_EXERCISE DETAILS_
Your task is to copy every line of the records below that contains "JSON".

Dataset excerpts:

-=-=-

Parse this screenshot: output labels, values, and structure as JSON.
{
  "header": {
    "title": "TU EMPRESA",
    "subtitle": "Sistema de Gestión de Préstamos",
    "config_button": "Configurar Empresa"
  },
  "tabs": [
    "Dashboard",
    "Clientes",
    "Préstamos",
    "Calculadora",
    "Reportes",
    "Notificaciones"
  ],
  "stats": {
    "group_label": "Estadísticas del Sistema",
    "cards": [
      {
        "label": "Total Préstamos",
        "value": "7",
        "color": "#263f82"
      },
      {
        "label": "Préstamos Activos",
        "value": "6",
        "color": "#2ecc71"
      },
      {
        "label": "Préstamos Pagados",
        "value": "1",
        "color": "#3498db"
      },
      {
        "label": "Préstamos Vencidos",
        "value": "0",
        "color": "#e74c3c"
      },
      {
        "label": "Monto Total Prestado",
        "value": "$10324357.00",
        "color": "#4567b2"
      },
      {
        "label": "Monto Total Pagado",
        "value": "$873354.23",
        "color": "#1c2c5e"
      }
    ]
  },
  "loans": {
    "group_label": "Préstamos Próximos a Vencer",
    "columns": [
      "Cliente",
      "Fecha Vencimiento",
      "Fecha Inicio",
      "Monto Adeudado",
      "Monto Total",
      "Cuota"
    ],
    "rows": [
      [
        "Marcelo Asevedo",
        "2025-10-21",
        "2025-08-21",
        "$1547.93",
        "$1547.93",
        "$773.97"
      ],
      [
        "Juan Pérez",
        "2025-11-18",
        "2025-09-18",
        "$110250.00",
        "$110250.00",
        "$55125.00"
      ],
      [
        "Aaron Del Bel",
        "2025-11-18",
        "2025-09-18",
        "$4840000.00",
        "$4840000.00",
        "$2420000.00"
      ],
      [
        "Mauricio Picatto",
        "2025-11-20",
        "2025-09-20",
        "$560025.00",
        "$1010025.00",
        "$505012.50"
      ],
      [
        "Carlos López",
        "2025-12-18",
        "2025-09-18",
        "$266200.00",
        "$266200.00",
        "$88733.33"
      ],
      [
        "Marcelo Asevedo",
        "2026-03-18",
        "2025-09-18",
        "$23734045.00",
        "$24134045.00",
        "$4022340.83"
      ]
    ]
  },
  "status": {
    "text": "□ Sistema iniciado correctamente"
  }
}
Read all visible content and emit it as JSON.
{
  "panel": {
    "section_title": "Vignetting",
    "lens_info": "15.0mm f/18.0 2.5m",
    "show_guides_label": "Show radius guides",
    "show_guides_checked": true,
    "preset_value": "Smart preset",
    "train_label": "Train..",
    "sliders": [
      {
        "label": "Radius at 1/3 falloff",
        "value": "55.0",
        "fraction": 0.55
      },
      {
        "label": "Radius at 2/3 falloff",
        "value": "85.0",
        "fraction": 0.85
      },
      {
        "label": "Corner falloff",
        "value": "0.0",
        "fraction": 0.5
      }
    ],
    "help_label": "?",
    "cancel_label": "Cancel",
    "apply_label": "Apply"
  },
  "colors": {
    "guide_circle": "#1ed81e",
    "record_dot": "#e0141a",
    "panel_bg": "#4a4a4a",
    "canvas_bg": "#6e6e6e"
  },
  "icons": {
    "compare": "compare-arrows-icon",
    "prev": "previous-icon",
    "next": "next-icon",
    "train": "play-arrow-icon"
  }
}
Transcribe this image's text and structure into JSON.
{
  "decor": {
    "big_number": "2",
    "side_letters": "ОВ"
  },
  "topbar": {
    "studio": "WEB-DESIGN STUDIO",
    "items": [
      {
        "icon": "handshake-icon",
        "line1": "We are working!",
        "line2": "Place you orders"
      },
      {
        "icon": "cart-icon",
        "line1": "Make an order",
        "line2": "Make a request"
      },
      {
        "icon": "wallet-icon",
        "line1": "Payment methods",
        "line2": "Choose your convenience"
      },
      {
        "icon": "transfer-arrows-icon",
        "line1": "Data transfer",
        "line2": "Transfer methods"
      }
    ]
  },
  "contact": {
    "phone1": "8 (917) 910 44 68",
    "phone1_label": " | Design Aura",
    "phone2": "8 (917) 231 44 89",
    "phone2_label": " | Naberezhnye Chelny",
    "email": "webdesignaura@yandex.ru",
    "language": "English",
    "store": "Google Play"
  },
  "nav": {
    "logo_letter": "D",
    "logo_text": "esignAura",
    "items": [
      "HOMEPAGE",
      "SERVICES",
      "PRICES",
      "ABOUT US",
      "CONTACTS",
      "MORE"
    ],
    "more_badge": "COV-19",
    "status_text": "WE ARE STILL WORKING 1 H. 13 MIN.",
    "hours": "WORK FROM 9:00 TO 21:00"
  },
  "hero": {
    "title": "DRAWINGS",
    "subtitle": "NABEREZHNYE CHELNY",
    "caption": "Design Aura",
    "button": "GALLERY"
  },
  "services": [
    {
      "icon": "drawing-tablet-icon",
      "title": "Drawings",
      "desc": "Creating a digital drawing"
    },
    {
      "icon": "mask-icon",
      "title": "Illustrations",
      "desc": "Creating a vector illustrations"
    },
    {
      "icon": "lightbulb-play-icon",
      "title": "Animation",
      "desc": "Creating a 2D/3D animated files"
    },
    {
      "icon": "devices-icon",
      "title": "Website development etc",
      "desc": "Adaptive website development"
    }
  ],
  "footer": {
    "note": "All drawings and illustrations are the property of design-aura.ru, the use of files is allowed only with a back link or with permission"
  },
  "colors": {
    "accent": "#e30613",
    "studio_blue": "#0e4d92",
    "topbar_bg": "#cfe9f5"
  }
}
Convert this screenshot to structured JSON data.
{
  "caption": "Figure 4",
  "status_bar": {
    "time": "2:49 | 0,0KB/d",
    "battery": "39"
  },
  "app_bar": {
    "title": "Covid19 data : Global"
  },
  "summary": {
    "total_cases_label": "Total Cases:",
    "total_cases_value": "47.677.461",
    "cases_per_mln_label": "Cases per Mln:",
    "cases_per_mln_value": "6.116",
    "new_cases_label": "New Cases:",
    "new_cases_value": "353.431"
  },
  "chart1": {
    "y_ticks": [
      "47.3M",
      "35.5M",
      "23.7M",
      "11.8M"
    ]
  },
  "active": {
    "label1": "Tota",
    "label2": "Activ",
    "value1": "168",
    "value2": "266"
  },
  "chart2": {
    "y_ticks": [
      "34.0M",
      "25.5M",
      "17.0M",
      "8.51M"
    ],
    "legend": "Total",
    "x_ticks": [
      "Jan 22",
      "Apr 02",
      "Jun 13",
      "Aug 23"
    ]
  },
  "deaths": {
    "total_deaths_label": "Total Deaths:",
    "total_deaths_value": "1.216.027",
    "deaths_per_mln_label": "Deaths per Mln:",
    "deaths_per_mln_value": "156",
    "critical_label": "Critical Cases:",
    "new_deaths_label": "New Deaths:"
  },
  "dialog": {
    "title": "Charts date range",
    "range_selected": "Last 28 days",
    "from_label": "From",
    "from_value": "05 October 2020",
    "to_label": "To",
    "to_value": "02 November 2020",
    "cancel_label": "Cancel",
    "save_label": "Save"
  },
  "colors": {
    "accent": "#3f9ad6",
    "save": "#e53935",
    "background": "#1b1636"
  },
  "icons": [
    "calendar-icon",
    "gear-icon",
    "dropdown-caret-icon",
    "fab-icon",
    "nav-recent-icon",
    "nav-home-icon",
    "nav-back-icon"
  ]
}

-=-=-

_COMPLETED TASK_
Parse this screenshot: output labels, values, and structure as JSON.
Read all visible content and emit it as JSON.
Transcribe this image's text and structure into JSON.
Convert this screenshot to structured JSON data.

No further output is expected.